Action item: Go over the lines below, and when one contains the word "shortcut", copy it.

= = = = = = =

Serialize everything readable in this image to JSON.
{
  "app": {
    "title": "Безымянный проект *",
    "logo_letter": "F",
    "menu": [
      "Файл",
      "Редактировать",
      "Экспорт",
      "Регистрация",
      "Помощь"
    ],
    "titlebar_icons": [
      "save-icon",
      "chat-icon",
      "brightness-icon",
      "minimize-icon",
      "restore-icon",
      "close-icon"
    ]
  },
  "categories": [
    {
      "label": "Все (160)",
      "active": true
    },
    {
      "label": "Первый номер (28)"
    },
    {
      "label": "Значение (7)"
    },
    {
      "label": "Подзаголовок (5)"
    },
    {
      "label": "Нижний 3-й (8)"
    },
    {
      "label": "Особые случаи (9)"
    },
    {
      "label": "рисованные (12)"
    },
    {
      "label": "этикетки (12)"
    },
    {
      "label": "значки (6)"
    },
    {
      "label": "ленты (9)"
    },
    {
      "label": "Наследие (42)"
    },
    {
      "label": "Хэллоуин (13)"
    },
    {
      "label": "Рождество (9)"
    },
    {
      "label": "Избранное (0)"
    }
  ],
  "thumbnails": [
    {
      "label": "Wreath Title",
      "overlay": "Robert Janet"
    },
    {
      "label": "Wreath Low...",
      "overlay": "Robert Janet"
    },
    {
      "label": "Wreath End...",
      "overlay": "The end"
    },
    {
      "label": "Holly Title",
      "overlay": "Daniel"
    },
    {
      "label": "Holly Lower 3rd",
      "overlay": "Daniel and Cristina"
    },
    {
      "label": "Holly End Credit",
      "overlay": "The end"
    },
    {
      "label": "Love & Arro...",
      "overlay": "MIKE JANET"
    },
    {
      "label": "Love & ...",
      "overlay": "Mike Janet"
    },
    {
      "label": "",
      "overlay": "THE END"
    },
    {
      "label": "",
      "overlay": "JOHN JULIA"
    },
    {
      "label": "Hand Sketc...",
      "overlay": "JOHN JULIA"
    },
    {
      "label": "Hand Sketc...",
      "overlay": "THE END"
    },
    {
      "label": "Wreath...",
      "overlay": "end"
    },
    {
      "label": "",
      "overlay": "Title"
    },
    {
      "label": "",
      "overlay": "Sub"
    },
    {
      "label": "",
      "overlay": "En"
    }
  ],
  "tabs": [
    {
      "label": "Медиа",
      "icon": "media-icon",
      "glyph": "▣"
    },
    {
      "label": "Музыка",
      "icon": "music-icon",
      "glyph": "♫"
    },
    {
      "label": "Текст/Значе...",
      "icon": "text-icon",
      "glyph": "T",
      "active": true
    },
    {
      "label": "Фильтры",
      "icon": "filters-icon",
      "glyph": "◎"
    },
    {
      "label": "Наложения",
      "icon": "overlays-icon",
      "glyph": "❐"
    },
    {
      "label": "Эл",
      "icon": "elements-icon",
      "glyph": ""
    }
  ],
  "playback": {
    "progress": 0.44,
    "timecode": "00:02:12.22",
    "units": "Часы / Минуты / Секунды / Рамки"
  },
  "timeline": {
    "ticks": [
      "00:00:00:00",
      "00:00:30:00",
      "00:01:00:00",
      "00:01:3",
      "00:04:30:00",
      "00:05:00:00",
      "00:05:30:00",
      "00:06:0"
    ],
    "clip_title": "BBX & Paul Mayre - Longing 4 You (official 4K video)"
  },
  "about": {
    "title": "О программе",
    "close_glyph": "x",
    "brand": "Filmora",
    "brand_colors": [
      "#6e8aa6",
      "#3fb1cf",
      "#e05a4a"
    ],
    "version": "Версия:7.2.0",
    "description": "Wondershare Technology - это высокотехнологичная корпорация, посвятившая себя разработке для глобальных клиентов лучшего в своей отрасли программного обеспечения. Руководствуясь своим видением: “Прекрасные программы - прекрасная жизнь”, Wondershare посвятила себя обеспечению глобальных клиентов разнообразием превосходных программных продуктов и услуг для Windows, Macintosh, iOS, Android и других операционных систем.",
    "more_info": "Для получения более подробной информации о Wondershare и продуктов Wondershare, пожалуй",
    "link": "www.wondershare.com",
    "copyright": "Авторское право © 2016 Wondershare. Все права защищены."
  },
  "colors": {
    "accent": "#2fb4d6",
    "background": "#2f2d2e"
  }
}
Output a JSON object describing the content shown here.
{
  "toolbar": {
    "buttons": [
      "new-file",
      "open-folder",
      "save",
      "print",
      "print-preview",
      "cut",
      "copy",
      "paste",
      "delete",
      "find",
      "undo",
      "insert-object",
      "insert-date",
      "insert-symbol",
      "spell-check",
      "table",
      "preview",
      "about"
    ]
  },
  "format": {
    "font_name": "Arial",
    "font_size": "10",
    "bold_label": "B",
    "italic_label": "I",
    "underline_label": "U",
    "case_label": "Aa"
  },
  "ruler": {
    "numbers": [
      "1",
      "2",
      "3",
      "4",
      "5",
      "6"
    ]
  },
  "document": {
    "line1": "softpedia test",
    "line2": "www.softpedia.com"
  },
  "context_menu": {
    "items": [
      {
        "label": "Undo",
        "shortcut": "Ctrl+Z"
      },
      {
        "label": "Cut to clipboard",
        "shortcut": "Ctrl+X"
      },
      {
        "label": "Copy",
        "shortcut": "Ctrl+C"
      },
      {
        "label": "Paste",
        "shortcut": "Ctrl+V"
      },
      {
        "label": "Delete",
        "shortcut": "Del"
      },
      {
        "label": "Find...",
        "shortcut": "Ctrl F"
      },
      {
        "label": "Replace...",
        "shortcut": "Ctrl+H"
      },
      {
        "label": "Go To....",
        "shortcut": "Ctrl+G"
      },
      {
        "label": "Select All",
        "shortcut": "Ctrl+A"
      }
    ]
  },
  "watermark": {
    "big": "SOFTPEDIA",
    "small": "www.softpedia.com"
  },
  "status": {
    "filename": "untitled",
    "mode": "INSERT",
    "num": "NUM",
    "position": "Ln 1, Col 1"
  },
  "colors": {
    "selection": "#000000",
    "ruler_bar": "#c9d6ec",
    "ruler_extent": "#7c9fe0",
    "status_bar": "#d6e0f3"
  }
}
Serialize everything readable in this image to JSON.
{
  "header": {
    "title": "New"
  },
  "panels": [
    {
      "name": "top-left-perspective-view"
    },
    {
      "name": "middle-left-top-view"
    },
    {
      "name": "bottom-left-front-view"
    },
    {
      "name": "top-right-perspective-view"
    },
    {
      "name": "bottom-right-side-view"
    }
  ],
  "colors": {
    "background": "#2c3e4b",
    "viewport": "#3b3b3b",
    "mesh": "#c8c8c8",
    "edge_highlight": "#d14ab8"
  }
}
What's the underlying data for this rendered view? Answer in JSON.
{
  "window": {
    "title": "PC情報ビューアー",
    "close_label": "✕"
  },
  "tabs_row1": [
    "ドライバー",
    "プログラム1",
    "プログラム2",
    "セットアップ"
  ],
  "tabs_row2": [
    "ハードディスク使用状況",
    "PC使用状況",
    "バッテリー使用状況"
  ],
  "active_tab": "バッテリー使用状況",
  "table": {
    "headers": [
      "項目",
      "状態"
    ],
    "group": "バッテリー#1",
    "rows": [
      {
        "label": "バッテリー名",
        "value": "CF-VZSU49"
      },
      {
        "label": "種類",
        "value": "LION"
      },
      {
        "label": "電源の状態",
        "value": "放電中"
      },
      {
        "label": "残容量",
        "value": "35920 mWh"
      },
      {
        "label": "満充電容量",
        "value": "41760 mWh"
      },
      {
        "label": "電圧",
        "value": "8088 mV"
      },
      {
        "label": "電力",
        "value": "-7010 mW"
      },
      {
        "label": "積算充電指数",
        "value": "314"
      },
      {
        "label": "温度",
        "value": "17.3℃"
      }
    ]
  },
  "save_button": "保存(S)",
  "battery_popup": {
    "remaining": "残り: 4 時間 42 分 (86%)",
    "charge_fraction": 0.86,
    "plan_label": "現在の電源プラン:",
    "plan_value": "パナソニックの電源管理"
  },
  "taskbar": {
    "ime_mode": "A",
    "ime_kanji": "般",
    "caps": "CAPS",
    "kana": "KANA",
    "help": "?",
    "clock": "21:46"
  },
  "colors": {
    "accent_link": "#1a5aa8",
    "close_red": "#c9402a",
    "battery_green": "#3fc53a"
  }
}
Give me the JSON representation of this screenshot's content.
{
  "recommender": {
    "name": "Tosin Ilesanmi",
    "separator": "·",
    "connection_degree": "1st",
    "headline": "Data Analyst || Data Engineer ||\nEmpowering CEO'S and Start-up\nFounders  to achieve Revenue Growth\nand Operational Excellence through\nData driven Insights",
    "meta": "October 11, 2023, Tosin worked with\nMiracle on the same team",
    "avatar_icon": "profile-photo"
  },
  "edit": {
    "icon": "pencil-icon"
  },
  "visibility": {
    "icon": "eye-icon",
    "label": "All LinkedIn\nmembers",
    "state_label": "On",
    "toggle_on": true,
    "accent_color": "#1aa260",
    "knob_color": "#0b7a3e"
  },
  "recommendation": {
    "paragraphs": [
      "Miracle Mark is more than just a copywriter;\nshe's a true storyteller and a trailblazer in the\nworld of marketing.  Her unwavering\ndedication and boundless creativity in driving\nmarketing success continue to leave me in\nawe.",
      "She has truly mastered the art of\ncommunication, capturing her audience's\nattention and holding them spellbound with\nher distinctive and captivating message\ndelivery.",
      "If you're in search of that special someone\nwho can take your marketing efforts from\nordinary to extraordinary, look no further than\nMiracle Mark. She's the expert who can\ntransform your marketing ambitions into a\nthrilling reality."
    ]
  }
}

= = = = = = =

Exercise response:
        "shortcut": "Ctrl+Z"
        "shortcut": "Ctrl+X"
        "shortcut": "Ctrl+C"
        "shortcut": "Ctrl+V"
        "shortcut": "Del"
        "shortcut": "Ctrl F"
        "shortcut": "Ctrl+H"
        "shortcut": "Ctrl+G"
        "shortcut": "Ctrl+A"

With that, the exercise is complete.